• **GOAL OF THE EXERCISE**: Note how many lines in the material have "label", and give only that figure.
- Opening Delimiter -
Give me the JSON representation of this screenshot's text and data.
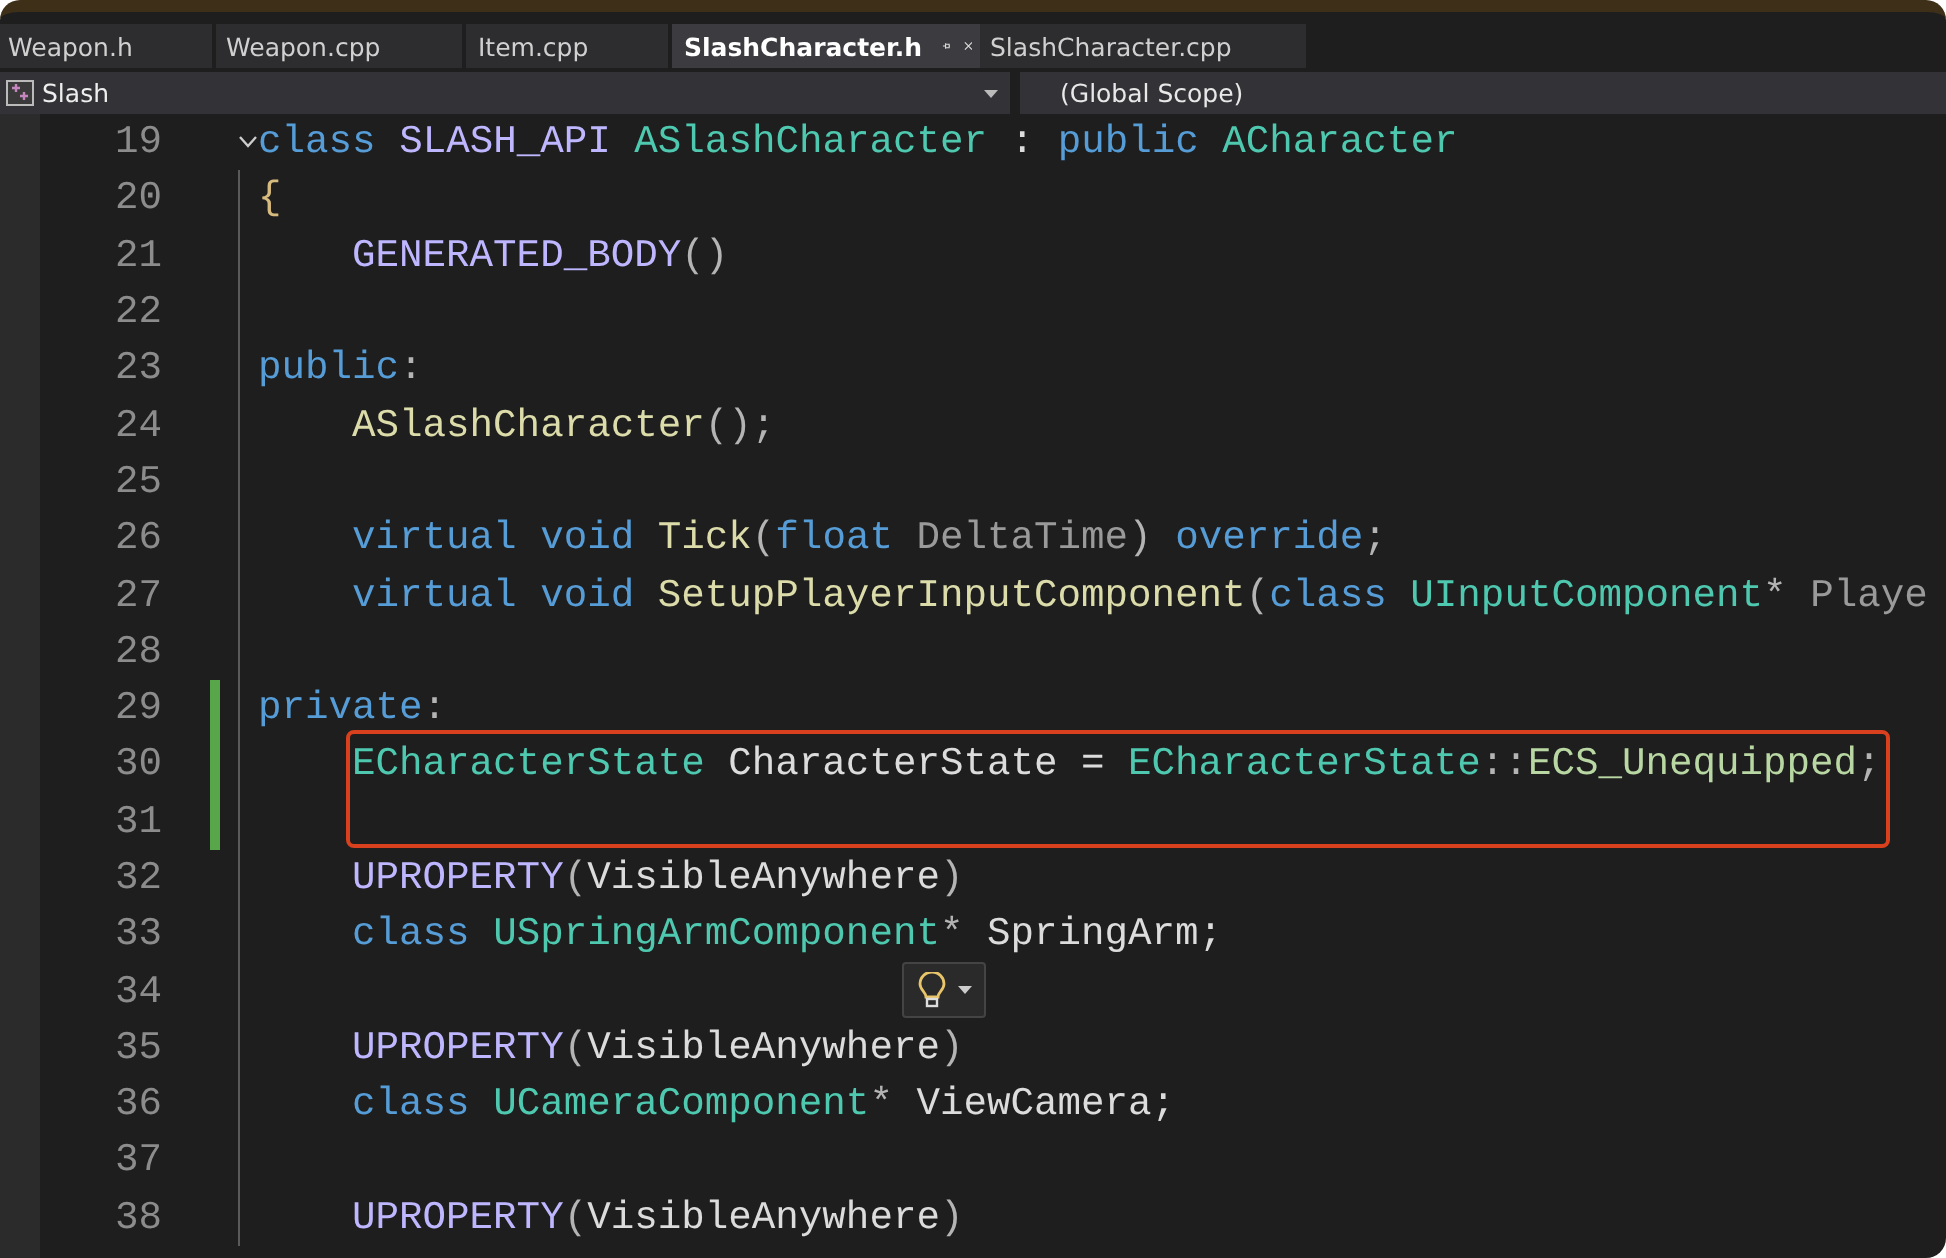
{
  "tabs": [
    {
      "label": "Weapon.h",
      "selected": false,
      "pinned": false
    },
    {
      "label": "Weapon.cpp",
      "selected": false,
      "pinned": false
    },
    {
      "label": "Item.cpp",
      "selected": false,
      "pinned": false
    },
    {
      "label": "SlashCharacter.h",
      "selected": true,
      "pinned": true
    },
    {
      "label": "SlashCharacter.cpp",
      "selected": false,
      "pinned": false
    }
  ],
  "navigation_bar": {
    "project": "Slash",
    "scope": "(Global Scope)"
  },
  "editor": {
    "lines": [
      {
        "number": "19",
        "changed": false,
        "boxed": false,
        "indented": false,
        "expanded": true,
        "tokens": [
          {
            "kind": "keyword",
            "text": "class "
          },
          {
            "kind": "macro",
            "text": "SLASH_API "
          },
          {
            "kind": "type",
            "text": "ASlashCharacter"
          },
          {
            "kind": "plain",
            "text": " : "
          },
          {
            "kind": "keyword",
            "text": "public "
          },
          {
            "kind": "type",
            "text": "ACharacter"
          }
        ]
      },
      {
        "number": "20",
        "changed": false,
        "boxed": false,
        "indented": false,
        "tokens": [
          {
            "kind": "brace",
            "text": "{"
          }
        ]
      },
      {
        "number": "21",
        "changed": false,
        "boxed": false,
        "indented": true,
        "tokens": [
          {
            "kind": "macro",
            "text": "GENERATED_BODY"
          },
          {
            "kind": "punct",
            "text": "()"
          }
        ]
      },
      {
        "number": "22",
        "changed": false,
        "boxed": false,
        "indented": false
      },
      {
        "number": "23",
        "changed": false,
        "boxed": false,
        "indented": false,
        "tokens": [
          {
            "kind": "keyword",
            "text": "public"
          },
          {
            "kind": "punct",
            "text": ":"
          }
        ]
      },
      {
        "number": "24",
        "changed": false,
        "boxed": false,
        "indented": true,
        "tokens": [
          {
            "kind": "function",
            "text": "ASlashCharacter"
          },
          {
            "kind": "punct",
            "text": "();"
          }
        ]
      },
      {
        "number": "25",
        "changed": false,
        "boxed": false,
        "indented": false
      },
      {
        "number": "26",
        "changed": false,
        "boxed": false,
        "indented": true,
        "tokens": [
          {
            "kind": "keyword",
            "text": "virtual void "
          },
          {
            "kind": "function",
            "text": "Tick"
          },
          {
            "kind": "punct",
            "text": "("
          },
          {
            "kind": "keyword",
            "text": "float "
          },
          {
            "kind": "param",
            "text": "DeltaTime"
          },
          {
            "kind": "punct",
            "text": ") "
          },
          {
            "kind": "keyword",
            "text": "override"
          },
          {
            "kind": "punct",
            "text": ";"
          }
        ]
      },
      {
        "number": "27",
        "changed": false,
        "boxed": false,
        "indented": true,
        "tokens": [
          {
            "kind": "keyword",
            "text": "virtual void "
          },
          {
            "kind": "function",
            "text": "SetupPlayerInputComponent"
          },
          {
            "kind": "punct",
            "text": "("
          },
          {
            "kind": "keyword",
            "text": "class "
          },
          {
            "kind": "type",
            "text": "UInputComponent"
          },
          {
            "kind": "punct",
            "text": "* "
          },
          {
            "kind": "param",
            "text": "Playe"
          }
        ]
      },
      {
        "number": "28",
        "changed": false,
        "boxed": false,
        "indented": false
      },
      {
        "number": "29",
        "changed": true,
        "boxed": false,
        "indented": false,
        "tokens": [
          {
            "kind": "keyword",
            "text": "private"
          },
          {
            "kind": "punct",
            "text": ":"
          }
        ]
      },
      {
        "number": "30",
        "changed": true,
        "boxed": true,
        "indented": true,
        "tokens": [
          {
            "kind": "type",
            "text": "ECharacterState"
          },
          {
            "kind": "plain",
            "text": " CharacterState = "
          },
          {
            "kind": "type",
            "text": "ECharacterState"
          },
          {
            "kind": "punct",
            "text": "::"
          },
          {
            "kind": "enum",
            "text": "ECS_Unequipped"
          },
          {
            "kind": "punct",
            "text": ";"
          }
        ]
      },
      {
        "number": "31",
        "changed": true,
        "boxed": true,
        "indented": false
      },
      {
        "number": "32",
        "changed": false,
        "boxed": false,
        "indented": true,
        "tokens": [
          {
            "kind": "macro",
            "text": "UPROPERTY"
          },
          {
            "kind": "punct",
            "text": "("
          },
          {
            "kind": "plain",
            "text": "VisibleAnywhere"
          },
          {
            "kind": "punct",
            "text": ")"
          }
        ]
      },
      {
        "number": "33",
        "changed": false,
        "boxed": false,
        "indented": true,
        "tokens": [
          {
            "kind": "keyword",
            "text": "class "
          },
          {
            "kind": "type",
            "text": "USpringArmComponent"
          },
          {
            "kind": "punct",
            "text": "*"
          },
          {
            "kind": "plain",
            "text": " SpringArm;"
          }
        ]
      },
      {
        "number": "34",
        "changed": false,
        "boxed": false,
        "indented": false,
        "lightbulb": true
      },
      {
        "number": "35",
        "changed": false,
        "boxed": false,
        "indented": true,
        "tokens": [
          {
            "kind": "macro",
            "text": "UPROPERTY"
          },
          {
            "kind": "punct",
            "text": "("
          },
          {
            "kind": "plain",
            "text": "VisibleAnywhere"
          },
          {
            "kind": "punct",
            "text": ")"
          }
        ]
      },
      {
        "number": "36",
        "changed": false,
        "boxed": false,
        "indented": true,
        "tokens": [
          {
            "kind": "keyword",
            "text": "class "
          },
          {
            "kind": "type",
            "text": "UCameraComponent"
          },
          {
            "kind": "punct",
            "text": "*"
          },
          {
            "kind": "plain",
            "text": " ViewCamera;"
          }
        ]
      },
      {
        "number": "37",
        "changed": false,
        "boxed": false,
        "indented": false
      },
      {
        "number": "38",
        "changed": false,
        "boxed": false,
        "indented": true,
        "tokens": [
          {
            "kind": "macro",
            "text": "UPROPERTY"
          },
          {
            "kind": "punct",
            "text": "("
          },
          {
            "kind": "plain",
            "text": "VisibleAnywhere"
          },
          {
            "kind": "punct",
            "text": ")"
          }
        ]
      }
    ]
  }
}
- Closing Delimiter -
• **EXPECTED OUTPUT**: 5